___ Provided data

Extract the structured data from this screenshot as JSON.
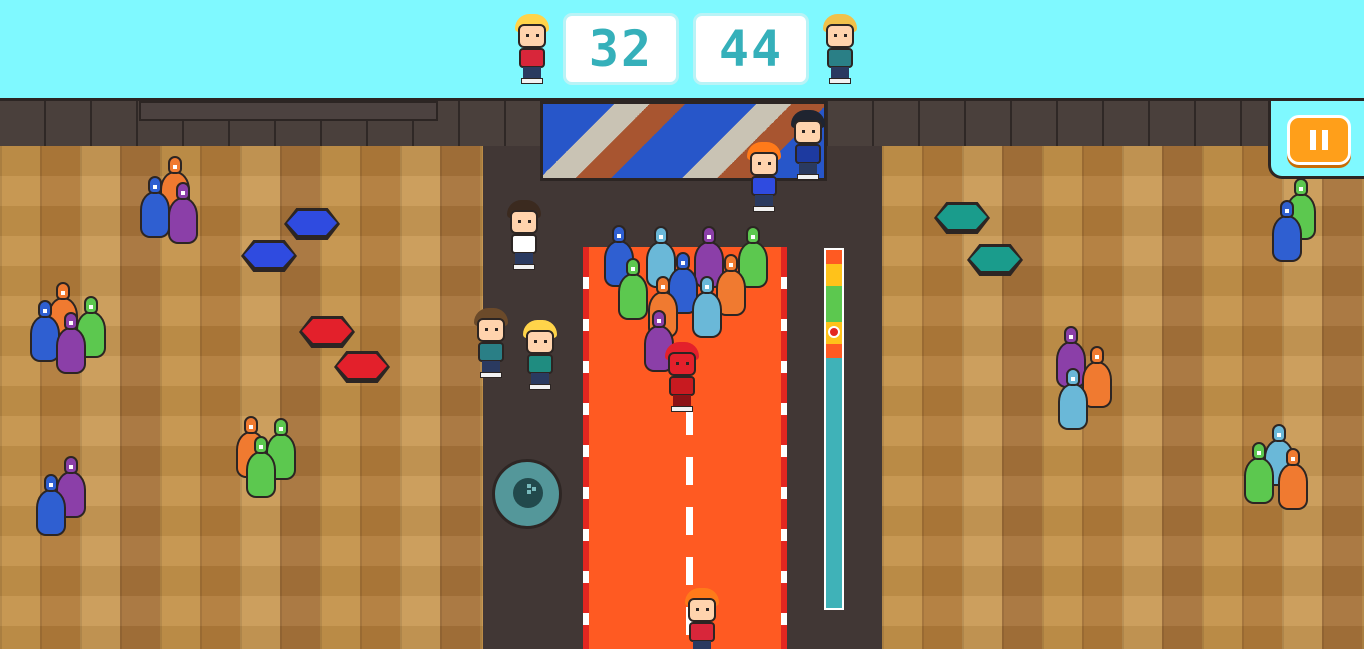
{
  "hud": {
    "player_score": "32",
    "opponent_score": "44"
  },
  "controls": {
    "pause_icon": "pause-icon",
    "throw_icon": "bowling-ball-icon"
  },
  "power_meter": {
    "marker_fraction": 0.23,
    "colors": [
      "#ff5a22",
      "#ffc21a",
      "#5cc84f",
      "#ffc21a",
      "#ff5a22",
      "#3fb2b8"
    ]
  },
  "palette": {
    "lane": "#ff5a22",
    "hud_bg": "#7ff9ff",
    "score_text": "#35b0ba",
    "pause_button": "#ff9f1a"
  }
}
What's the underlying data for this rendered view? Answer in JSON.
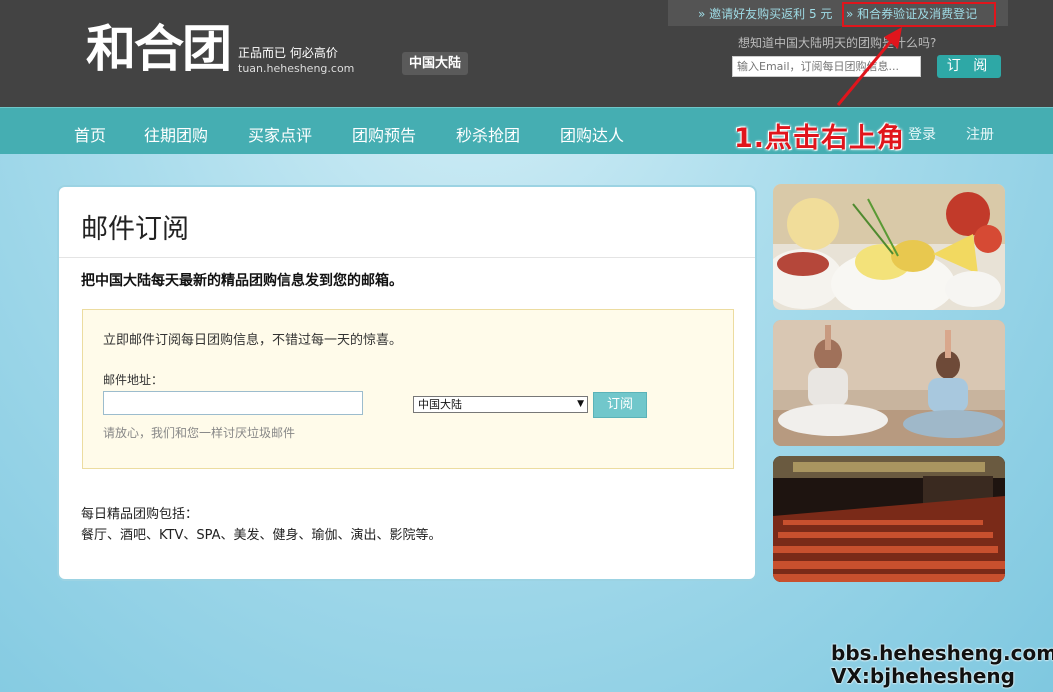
{
  "header": {
    "logo": "和合团",
    "slogan": "正品而已 何必高价",
    "site_url": "tuan.hehesheng.com",
    "region": "中国大陆",
    "invite_link": "» 邀请好友购买返利 5 元",
    "verify_link": "» 和合券验证及消费登记",
    "sub_question": "想知道中国大陆明天的团购是什么吗?",
    "email_placeholder": "输入Email，订阅每日团购信息...",
    "subscribe_label": "订 阅"
  },
  "nav": {
    "items": [
      "首页",
      "往期团购",
      "买家点评",
      "团购预告",
      "秒杀抢团",
      "团购达人"
    ],
    "login": "登录",
    "register": "注册"
  },
  "annotation": "1.点击右上角",
  "main": {
    "title": "邮件订阅",
    "intro": "把中国大陆每天最新的精品团购信息发到您的邮箱。",
    "form": {
      "lead": "立即邮件订阅每日团购信息，不错过每一天的惊喜。",
      "email_label": "邮件地址：",
      "city_selected": "中国大陆",
      "submit_label": "订阅",
      "note": "请放心，我们和您一样讨厌垃圾邮件"
    },
    "categories_title": "每日精品团购包括：",
    "categories_list": "餐厅、酒吧、KTV、SPA、美发、健身、瑜伽、演出、影院等。"
  },
  "side_images": [
    "food-photo",
    "yoga-photo",
    "theater-photo"
  ],
  "watermark": {
    "line1": "bbs.hehesheng.com",
    "line2": "VX:bjhehesheng"
  },
  "colors": {
    "header_bg": "#434343",
    "nav_bg": "#45aeb2",
    "accent_red": "#e0151c",
    "button_teal": "#2ea8a6"
  }
}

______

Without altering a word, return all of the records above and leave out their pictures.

Extract the structured data from this screenshot as JSON.
{
  "hud": {
    "player_score": "32",
    "opponent_score": "44"
  },
  "controls": {
    "pause_icon": "pause-icon",
    "throw_icon": "bowling-ball-icon"
  },
  "power_meter": {
    "marker_fraction": 0.23,
    "colors": [
      "#ff5a22",
      "#ffc21a",
      "#5cc84f",
      "#ffc21a",
      "#ff5a22",
      "#3fb2b8"
    ]
  },
  "palette": {
    "lane": "#ff5a22",
    "hud_bg": "#7ff9ff",
    "score_text": "#35b0ba",
    "pause_button": "#ff9f1a"
  }
}
What's the underlying data for this rendered view? Answer in JSON.
{
  "header": {
    "logo": "和合团",
    "slogan": "正品而已 何必高价",
    "site_url": "tuan.hehesheng.com",
    "region": "中国大陆",
    "invite_link": "» 邀请好友购买返利 5 元",
    "verify_link": "» 和合券验证及消费登记",
    "sub_question": "想知道中国大陆明天的团购是什么吗?",
    "email_placeholder": "输入Email，订阅每日团购信息...",
    "subscribe_label": "订 阅"
  },
  "nav": {
    "items": [
      "首页",
      "往期团购",
      "买家点评",
      "团购预告",
      "秒杀抢团",
      "团购达人"
    ],
    "login": "登录",
    "register": "注册"
  },
  "annotation": "1.点击右上角",
  "main": {
    "title": "邮件订阅",
    "intro": "把中国大陆每天最新的精品团购信息发到您的邮箱。",
    "form": {
      "lead": "立即邮件订阅每日团购信息，不错过每一天的惊喜。",
      "email_label": "邮件地址：",
      "city_selected": "中国大陆",
      "submit_label": "订阅",
      "note": "请放心，我们和您一样讨厌垃圾邮件"
    },
    "categories_title": "每日精品团购包括：",
    "categories_list": "餐厅、酒吧、KTV、SPA、美发、健身、瑜伽、演出、影院等。"
  },
  "side_images": [
    "food-photo",
    "yoga-photo",
    "theater-photo"
  ],
  "watermark": {
    "line1": "bbs.hehesheng.com",
    "line2": "VX:bjhehesheng"
  },
  "colors": {
    "header_bg": "#434343",
    "nav_bg": "#45aeb2",
    "accent_red": "#e0151c",
    "button_teal": "#2ea8a6"
  }
}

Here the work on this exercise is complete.